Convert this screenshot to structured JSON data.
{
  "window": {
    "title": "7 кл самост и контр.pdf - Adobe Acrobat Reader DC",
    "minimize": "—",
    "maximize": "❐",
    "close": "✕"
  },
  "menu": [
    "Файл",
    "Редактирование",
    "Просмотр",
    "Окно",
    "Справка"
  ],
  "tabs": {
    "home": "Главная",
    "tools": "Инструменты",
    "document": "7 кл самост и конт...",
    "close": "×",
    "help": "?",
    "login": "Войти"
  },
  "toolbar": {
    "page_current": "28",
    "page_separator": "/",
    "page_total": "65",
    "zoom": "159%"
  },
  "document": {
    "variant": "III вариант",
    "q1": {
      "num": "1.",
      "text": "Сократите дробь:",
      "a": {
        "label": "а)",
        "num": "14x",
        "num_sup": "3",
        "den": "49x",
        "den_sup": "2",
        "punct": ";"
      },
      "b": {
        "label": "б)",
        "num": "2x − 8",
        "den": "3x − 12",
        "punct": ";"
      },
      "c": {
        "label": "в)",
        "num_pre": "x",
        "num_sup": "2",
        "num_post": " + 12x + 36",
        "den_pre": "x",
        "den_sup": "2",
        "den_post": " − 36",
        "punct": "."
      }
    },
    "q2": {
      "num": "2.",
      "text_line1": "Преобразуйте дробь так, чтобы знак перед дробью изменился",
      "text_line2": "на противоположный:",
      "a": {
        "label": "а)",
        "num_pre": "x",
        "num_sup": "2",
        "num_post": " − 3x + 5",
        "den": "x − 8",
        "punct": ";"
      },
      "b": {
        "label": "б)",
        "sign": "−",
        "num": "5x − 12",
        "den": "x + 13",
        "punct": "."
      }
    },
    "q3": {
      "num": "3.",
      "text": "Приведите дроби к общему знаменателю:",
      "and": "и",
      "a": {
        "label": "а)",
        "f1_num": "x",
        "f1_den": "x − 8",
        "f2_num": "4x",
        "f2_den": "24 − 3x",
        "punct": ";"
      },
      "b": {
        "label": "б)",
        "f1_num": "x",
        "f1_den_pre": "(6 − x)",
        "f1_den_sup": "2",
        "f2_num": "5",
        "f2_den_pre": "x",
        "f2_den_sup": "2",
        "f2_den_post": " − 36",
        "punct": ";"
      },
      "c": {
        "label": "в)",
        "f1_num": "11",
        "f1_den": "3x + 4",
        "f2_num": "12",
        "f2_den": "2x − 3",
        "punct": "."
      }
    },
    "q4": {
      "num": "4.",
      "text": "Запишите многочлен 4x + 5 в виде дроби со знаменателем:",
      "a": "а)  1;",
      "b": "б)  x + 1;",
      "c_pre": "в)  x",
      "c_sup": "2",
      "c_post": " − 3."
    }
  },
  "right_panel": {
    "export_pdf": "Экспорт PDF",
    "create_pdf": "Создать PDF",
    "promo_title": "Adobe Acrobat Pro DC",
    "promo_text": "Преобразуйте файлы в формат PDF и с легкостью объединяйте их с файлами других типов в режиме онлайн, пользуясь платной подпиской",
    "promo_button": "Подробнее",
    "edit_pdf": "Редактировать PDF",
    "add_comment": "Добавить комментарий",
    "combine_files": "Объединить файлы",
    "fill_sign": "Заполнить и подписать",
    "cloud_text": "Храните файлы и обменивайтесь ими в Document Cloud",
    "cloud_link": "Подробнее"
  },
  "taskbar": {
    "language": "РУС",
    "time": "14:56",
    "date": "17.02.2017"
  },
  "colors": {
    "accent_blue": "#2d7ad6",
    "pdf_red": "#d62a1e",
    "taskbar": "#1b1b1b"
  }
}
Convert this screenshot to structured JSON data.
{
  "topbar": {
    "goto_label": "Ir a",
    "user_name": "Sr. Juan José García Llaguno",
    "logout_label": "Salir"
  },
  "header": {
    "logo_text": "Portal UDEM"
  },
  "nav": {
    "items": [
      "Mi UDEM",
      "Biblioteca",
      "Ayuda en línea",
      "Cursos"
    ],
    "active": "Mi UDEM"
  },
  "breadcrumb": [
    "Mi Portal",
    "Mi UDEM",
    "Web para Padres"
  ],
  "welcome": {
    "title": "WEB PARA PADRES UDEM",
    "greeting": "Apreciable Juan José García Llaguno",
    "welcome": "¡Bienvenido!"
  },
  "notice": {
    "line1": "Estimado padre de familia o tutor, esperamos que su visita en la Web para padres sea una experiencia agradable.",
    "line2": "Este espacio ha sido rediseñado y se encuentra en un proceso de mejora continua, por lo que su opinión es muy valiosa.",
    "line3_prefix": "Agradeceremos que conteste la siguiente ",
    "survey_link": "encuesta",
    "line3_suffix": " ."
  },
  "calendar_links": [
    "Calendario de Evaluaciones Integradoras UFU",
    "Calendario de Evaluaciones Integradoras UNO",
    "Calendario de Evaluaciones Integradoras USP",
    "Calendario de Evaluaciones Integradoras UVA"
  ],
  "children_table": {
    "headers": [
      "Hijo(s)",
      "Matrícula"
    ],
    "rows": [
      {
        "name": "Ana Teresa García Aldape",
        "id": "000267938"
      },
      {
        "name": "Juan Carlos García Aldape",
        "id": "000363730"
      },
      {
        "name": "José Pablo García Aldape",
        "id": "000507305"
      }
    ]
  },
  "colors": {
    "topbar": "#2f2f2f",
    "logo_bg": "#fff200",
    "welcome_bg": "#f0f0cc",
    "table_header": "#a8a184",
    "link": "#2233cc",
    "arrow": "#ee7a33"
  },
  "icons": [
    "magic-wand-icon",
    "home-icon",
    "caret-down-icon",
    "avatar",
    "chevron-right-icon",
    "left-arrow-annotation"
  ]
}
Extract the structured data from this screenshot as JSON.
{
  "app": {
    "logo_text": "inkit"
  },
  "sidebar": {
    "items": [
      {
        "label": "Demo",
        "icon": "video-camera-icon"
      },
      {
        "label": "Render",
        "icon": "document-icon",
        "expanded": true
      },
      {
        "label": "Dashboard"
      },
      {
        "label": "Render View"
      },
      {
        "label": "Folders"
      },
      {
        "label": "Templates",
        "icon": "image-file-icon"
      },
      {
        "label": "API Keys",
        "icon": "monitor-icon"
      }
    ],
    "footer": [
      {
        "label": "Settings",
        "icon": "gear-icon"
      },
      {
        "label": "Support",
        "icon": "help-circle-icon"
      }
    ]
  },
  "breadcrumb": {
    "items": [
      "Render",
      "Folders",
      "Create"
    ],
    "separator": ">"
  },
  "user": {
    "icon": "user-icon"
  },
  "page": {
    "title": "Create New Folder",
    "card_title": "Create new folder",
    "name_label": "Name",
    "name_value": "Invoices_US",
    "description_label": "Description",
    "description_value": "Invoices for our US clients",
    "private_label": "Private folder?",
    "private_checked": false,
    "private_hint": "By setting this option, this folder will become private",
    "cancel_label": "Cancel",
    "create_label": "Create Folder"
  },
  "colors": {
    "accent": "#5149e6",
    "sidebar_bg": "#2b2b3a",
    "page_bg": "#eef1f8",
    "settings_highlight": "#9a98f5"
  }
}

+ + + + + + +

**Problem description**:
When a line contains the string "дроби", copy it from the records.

**Written reply**:
      "text": "Приведите дроби к общему знаменателю:",
      "text": "Запишите многочлен 4x + 5 в виде дроби со знаменателем:",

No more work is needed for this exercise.